**WHAT TO DO:**
In the records below, find each line with the word "handle" and copy it.

SUPPLIED DATA: Begin

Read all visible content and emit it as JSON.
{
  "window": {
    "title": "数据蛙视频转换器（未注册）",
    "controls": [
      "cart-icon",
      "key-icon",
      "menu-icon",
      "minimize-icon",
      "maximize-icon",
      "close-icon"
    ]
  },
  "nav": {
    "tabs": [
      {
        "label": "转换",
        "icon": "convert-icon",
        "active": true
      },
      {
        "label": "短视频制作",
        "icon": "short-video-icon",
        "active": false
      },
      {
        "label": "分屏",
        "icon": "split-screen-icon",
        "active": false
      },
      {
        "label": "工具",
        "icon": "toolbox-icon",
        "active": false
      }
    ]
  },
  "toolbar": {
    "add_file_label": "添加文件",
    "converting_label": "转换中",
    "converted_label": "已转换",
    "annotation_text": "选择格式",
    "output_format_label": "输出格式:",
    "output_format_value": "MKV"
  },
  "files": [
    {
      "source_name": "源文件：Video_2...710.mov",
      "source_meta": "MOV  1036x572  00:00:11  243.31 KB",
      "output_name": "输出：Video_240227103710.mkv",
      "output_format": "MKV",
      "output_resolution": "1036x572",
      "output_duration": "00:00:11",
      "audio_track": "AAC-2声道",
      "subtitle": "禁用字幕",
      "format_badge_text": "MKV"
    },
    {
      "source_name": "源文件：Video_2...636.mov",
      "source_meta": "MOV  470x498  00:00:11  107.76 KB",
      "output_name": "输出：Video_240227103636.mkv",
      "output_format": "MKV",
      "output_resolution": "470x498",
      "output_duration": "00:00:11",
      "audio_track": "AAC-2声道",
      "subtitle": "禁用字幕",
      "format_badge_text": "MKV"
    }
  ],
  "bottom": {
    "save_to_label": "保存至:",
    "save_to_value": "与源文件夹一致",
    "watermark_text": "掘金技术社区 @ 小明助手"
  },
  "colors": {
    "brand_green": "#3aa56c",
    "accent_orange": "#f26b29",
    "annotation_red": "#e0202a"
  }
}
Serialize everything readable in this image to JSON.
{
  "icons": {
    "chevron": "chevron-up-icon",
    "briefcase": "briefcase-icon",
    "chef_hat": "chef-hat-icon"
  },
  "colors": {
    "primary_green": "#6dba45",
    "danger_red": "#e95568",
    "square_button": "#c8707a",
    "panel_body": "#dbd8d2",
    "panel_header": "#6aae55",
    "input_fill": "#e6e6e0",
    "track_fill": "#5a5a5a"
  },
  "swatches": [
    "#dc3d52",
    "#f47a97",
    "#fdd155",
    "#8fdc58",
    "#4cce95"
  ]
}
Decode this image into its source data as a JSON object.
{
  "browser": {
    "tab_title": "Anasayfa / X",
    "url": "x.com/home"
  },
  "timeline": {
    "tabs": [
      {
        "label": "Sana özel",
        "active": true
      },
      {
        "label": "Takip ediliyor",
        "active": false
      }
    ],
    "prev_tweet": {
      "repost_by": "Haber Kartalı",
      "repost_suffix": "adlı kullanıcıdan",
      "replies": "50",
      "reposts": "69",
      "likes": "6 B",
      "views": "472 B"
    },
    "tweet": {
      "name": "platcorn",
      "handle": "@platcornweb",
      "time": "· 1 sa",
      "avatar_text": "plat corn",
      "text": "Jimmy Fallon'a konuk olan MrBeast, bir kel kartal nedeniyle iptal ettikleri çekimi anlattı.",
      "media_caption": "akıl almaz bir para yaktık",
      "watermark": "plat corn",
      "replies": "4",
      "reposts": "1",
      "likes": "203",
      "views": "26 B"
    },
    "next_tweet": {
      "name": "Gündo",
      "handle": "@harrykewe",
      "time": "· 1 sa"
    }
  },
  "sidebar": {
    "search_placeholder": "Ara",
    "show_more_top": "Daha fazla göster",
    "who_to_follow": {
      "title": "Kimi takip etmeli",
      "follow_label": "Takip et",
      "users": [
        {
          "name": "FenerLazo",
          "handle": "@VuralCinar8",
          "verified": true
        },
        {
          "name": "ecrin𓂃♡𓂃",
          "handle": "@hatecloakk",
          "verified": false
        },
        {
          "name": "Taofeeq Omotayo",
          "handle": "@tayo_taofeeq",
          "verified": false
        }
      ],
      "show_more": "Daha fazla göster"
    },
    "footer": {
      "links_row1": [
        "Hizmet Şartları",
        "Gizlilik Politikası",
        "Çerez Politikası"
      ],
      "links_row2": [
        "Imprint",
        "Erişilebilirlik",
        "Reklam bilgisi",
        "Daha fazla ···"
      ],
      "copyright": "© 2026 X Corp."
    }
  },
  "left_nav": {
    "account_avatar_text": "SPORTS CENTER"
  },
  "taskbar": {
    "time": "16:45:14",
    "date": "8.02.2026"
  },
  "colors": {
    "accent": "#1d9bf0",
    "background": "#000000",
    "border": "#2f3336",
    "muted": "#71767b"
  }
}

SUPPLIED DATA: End

**EXERCISE SOLUTION:**
      "handle": "@platcornweb",
      "handle": "@harrykewe",
          "handle": "@VuralCinar8",
          "handle": "@hatecloakk",
          "handle": "@tayo_taofeeq",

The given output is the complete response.